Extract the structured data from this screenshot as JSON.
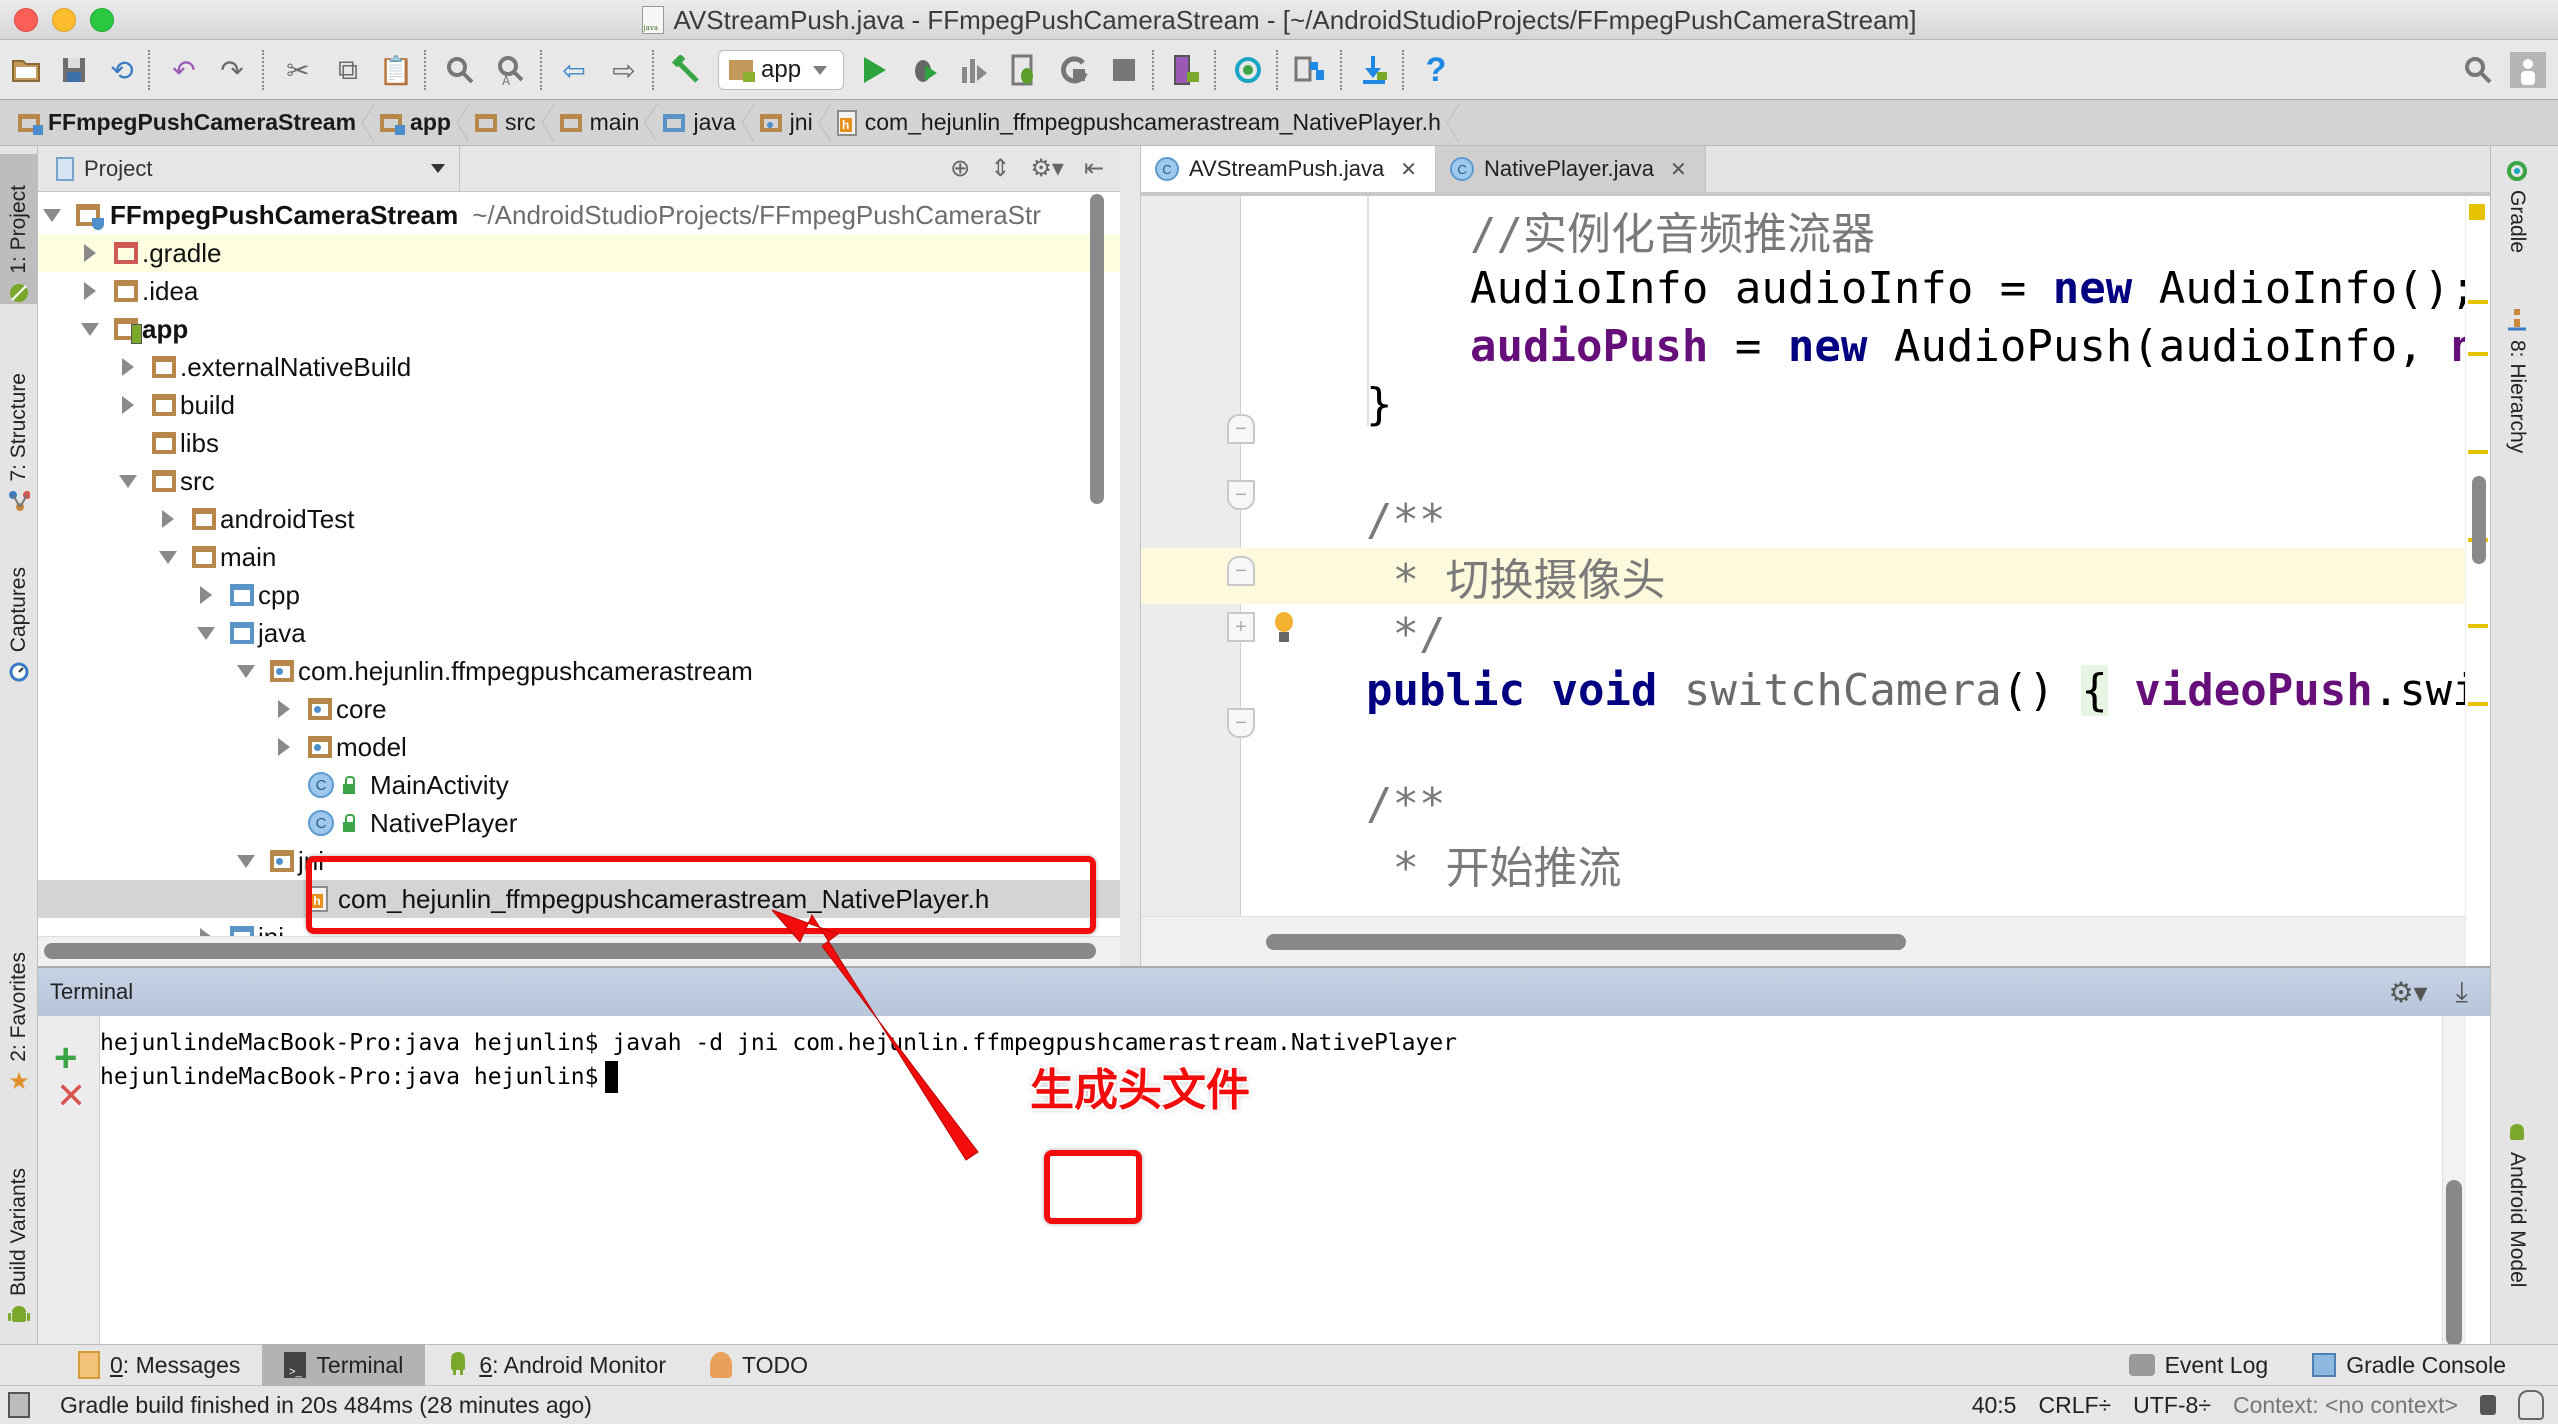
{
  "window": {
    "title": "AVStreamPush.java - FFmpegPushCameraStream - [~/AndroidStudioProjects/FFmpegPushCameraStream]"
  },
  "toolbar": {
    "run_config": "app",
    "icons": [
      "open-folder-icon",
      "save-icon",
      "sync-icon",
      "undo-icon",
      "redo-icon",
      "cut-icon",
      "copy-icon",
      "paste-icon",
      "find-icon",
      "replace-icon",
      "back-icon",
      "forward-icon",
      "make-project-icon",
      "run-icon",
      "debug-icon",
      "profile-icon",
      "attach-debugger-icon",
      "apply-changes-icon",
      "stop-icon",
      "avd-manager-icon",
      "sync-gradle-icon",
      "project-structure-icon",
      "sdk-manager-icon",
      "help-icon",
      "search-everywhere-icon",
      "user-icon"
    ]
  },
  "breadcrumb": [
    {
      "label": "FFmpegPushCameraStream",
      "icon": "project-folder-icon"
    },
    {
      "label": "app",
      "icon": "module-folder-icon"
    },
    {
      "label": "src",
      "icon": "folder-icon"
    },
    {
      "label": "main",
      "icon": "folder-icon"
    },
    {
      "label": "java",
      "icon": "source-folder-icon"
    },
    {
      "label": "jni",
      "icon": "package-folder-icon"
    },
    {
      "label": "com_hejunlin_ffmpegpushcamerastream_NativePlayer.h",
      "icon": "header-file-icon"
    }
  ],
  "left_strip": {
    "tabs": [
      {
        "label": "1: Project",
        "active": true
      },
      {
        "label": "7: Structure",
        "active": false
      },
      {
        "label": "Captures",
        "active": false
      },
      {
        "label": "2: Favorites",
        "active": false
      },
      {
        "label": "Build Variants",
        "active": false
      }
    ]
  },
  "right_strip": {
    "tabs": [
      {
        "label": "Gradle"
      },
      {
        "label": "8: Hierarchy"
      },
      {
        "label": "Android Model"
      }
    ]
  },
  "project_panel": {
    "view_selector": "Project",
    "root_path": "~/AndroidStudioProjects/FFmpegPushCameraStr",
    "tree": [
      {
        "label": "FFmpegPushCameraStream",
        "depth": 0,
        "state": "expanded",
        "kind": "project",
        "bold": true
      },
      {
        "label": ".gradle",
        "depth": 1,
        "state": "collapsed",
        "kind": "folder-red"
      },
      {
        "label": ".idea",
        "depth": 1,
        "state": "collapsed",
        "kind": "folder"
      },
      {
        "label": "app",
        "depth": 1,
        "state": "expanded",
        "kind": "module",
        "bold": true
      },
      {
        "label": ".externalNativeBuild",
        "depth": 2,
        "state": "collapsed",
        "kind": "folder"
      },
      {
        "label": "build",
        "depth": 2,
        "state": "collapsed",
        "kind": "folder"
      },
      {
        "label": "libs",
        "depth": 2,
        "state": "leaf",
        "kind": "folder"
      },
      {
        "label": "src",
        "depth": 2,
        "state": "expanded",
        "kind": "folder"
      },
      {
        "label": "androidTest",
        "depth": 3,
        "state": "collapsed",
        "kind": "folder"
      },
      {
        "label": "main",
        "depth": 3,
        "state": "expanded",
        "kind": "folder"
      },
      {
        "label": "cpp",
        "depth": 4,
        "state": "collapsed",
        "kind": "folder-blue"
      },
      {
        "label": "java",
        "depth": 4,
        "state": "expanded",
        "kind": "folder-blue"
      },
      {
        "label": "com.hejunlin.ffmpegpushcamerastream",
        "depth": 5,
        "state": "expanded",
        "kind": "package"
      },
      {
        "label": "core",
        "depth": 6,
        "state": "collapsed",
        "kind": "package"
      },
      {
        "label": "model",
        "depth": 6,
        "state": "collapsed",
        "kind": "package"
      },
      {
        "label": "MainActivity",
        "depth": 6,
        "state": "leaf",
        "kind": "class"
      },
      {
        "label": "NativePlayer",
        "depth": 6,
        "state": "leaf",
        "kind": "class"
      },
      {
        "label": "jni",
        "depth": 5,
        "state": "expanded",
        "kind": "package"
      },
      {
        "label": "com_hejunlin_ffmpegpushcamerastream_NativePlayer.h",
        "depth": 6,
        "state": "leaf",
        "kind": "header",
        "selected": true
      },
      {
        "label": "jni",
        "depth": 4,
        "state": "collapsed",
        "kind": "folder-blue"
      }
    ]
  },
  "editor": {
    "tabs": [
      {
        "label": "AVStreamPush.java",
        "active": true
      },
      {
        "label": "NativePlayer.java",
        "active": false
      }
    ],
    "lines": [
      {
        "tokens": [
          {
            "t": "//实例化音频推流器",
            "c": "comment"
          }
        ],
        "indent": 1
      },
      {
        "tokens": [
          {
            "t": "AudioInfo audioInfo = ",
            "c": "plain"
          },
          {
            "t": "new",
            "c": "kw"
          },
          {
            "t": " AudioInfo();",
            "c": "plain"
          }
        ],
        "indent": 1
      },
      {
        "tokens": [
          {
            "t": "audioPush",
            "c": "field"
          },
          {
            "t": " = ",
            "c": "plain"
          },
          {
            "t": "new",
            "c": "kw"
          },
          {
            "t": " AudioPush(audioInfo, ",
            "c": "plain"
          },
          {
            "t": "nat:",
            "c": "field"
          }
        ],
        "indent": 1
      },
      {
        "tokens": [
          {
            "t": "}",
            "c": "plain"
          }
        ],
        "indent": 0
      },
      {
        "tokens": [],
        "indent": 0
      },
      {
        "tokens": [
          {
            "t": "/**",
            "c": "comment"
          }
        ],
        "indent": 0
      },
      {
        "tokens": [
          {
            "t": " * 切换摄像头",
            "c": "comment"
          }
        ],
        "indent": 0,
        "caret_line": true
      },
      {
        "tokens": [
          {
            "t": " */",
            "c": "comment"
          }
        ],
        "indent": 0
      },
      {
        "tokens": [
          {
            "t": "public",
            "c": "kw"
          },
          {
            "t": " ",
            "c": "plain"
          },
          {
            "t": "void",
            "c": "kw"
          },
          {
            "t": " switchCamera",
            "c": "method"
          },
          {
            "t": "() ",
            "c": "plain"
          },
          {
            "t": "{",
            "c": "brace"
          },
          {
            "t": " ",
            "c": "plain"
          },
          {
            "t": "videoPush",
            "c": "field"
          },
          {
            "t": ".switcl",
            "c": "plain"
          }
        ],
        "indent": 0
      },
      {
        "tokens": [],
        "indent": 0
      },
      {
        "tokens": [
          {
            "t": "/**",
            "c": "comment"
          }
        ],
        "indent": 0
      },
      {
        "tokens": [
          {
            "t": " * 开始推流",
            "c": "comment"
          }
        ],
        "indent": 0
      }
    ]
  },
  "terminal": {
    "title": "Terminal",
    "lines": [
      "hejunlindeMacBook-Pro:java hejunlin$ javah -d jni com.hejunlin.ffmpegpushcamerastream.NativePlayer",
      "hejunlindeMacBook-Pro:java hejunlin$"
    ]
  },
  "tool_tabs": {
    "left": [
      {
        "label_prefix": "0",
        "label_rest": ": Messages",
        "icon": "messages-icon",
        "active": false
      },
      {
        "label_prefix": "",
        "label_rest": "Terminal",
        "icon": "terminal-icon",
        "active": true
      },
      {
        "label_prefix": "6",
        "label_rest": ": Android Monitor",
        "icon": "android-icon",
        "active": false
      },
      {
        "label_prefix": "",
        "label_rest": "TODO",
        "icon": "todo-icon",
        "active": false
      }
    ],
    "right": [
      {
        "label": "Event Log",
        "icon": "event-log-icon"
      },
      {
        "label": "Gradle Console",
        "icon": "gradle-console-icon"
      }
    ]
  },
  "status_bar": {
    "message": "Gradle build finished in 20s 484ms (28 minutes ago)",
    "position": "40:5",
    "line_separator": "CRLF÷",
    "encoding": "UTF-8÷",
    "context": "Context: <no context>"
  },
  "annotations": {
    "callout_text": "生成头文件",
    "accent_color": "#f20c0c"
  }
}
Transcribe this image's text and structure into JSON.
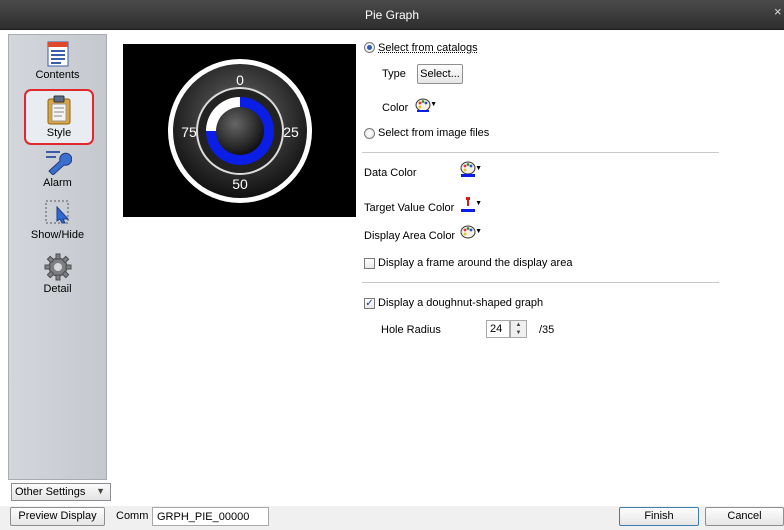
{
  "window": {
    "title": "Pie Graph",
    "close_glyph": "×"
  },
  "sidebar": {
    "items": [
      {
        "label": "Contents",
        "icon": "contents-icon"
      },
      {
        "label": "Style",
        "icon": "style-icon",
        "active": true
      },
      {
        "label": "Alarm",
        "icon": "wrench-icon"
      },
      {
        "label": "Show/Hide",
        "icon": "show-hide-icon"
      },
      {
        "label": "Detail",
        "icon": "gear-icon"
      }
    ],
    "other_settings": "Other Settings"
  },
  "preview": {
    "gauge_labels": {
      "top": "0",
      "right": "25",
      "bottom": "50",
      "left": "75"
    },
    "fill_fraction": 0.75,
    "data_color": "#0a1ee6"
  },
  "style": {
    "select_catalogs": "Select from catalogs",
    "type_label": "Type",
    "select_button": "Select...",
    "color_label": "Color",
    "select_image_files": "Select from image files",
    "data_color_label": "Data Color",
    "target_value_color_label": "Target Value Color",
    "display_area_color_label": "Display Area Color",
    "display_frame_label": "Display a frame around the display area",
    "doughnut_label": "Display a doughnut-shaped graph",
    "hole_radius_label": "Hole Radius",
    "hole_radius_value": "24",
    "hole_radius_max": "/35"
  },
  "bottom": {
    "preview_display": "Preview Display",
    "comm_label": "Comm",
    "comm_value": "GRPH_PIE_00000",
    "finish": "Finish",
    "cancel": "Cancel"
  }
}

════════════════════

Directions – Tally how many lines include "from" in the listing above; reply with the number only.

Written response – 3